SANDRA R. HERNÁNDEZ, M84, on being a physician with a public health mission
During my residency in one of the epicenters of the HIV crisis—San Francisco General Hospital—I began to understand the interface between health care and the social factors that affect health. When I was approached about joining the AIDS Office at the San Francisco Department of Public Health, I jumped at the chance. The people there worked with urgency: seven days a week, all through the night. Public health is a team endeavor, and we had an entire community coming together to address HIV. At the same time, I continued to do clinical work, because my patients kept me grounded and because I felt it would help me make better policy. I once had an HIV patient who identified as a bisexual male. He was living in a garage because his family was afraid for him to touch anything. His experience profoundly informed my work when my department took on housing policies for people with HIV. The health challenges are different today, but many of the lessons we learned endure. Like HIV did, the opioid epidemic is forcing us to address substance abuse, behavioral health, and physical health in an integrated way, ensuring that what we do in health care matches what is needed in the real world. —As told to Molly McDonough

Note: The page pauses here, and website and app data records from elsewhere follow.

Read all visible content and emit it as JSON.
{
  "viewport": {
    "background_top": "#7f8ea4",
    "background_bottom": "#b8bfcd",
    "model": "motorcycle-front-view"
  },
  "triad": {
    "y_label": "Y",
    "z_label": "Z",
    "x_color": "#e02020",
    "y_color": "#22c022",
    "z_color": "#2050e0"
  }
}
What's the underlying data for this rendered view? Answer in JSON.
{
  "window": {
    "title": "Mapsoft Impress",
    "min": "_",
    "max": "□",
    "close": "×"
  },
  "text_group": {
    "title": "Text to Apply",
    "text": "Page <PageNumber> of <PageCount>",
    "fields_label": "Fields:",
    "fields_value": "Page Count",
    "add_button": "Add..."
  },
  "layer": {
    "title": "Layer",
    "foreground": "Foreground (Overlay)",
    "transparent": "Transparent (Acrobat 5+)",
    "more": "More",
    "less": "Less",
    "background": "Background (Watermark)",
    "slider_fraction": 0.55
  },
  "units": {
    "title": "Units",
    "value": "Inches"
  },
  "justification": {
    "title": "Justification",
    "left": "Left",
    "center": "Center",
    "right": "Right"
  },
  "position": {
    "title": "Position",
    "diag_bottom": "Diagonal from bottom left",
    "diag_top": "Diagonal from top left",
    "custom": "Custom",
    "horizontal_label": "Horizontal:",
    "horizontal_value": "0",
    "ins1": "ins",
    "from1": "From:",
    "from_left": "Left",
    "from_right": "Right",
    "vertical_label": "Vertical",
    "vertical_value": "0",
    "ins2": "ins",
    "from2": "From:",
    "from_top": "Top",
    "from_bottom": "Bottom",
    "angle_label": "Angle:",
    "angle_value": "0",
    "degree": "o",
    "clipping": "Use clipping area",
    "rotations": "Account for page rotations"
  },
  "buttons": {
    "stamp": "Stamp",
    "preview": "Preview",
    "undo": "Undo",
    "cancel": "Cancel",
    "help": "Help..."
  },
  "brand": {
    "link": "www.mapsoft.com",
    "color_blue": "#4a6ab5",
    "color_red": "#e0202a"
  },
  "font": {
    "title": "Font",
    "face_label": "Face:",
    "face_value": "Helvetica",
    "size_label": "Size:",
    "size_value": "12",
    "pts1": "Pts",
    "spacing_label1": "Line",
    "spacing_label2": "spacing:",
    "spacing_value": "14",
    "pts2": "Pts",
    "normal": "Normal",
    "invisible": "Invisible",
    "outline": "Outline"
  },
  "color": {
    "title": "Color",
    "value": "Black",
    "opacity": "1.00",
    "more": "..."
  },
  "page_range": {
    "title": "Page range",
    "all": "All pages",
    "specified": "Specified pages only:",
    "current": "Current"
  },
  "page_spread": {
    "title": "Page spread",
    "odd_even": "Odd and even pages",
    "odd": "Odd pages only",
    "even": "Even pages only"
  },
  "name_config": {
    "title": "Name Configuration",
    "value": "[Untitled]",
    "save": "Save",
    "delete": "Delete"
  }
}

Hernández is president and CEO of the California Health Care Foundation.
TE-WEN CHANG, M84P, on solving the mystery behind deadly colitis
When humans take antibiotics, they develop diarrhea, and some develop a more severe form—colitis. No one knew why.
In 1977, my colleague John Bartlett began to study antibiotic-associated diarrhea in animals. After feeding the antibiotic clindamycin to hamsters, the animals developed severe diarrhea and eventually died. I became interested in his data at a research conference and asked him to give me a small stool sample for my tissue culture study. After inoculating the tissue culture, I found that the hamster stool specimens caused damage to the tissue culture cells. I kept asking myself, What could be doing the damage? A virus was ruled out because the agent could not be propagated to fresh tissue cultures. If it’s a bacterial toxin, what kind of bacteria is it? After extensive testing, I learned the bacterial strain responsible was Clostridium difficile, or “C. diff.” It was the first time C. diff toxin was isolated.
Around that time, an article appeared in the British Medical Journal describing an unknown bacterial toxin from patients with antibiotic-associated diarrhea. I sent a piece of filter paper coated with antitoxin to the author, and within a week the report came back positive for C. diff toxin. This was the first time C. diff toxin was detected in humans with antibiotic-associated diarrhea. In other words, I had found the cause of this disease in humans.
Since we did not have any data to prove the British study, Marc Gurwith collected stool samples from his patients at the Boston VA hospital, and Bartlett transferred them to Tufts New England Medical Center, where I carried out the toxin studies. Bartlett wrote the paper, published in the New England Journal of Medicine in 1978. After that, we were able to use Clostridia antitoxin to make a diagnosis of C. diff disease, because of a hidden C. diff antitoxin I detected in Clostridia and sordellii antitoxins. We performed more than 800 tests for physicians across the U.S., with specimens arriving from every state. Before, we didn’t know what caused this potentially life-threatening disease in humans. Now we knew. —As told to Francis Storrs
Chang, an associate professor emeritus of public health and community medicine, received a Dean’s Medal in 2015.
NAHID BHADELIA, J99, F04, M05, on fighting Ebola
I didn’t realize how dire the Ebola epidemic was in West Africa until I landed there in 2014. It ravaged communities, and many of my colleagues became ill or passed away. Most people believe they wouldn’t make the trip, but when you know how much need is there, you feel beholden to help. I ended up traveling from Boston to Sierra Leone four times. It was very hard for me and my family. But this experience allowed me to put my skills to good use and helped improve the training I provide to U.S. healthcare workers. It has drawn me into a lot of policy discussions and scientific areas. It heartens me to see growing awareness about how to confront infectious disease threats better and earlier with initiatives such as the Coalition for Epidemic Preparedness Innovation and the Global Health Security Agenda. The world is hopefully waking up to the threat of emerging pathogens and everyday infectious diseases. —As told to Molly McDonough
Bhadelia is medical director of Boston Medical Center's special pathogens unit and director of infection control and medical response for Boston University’s National Emerging Infectious Diseases Laboratories.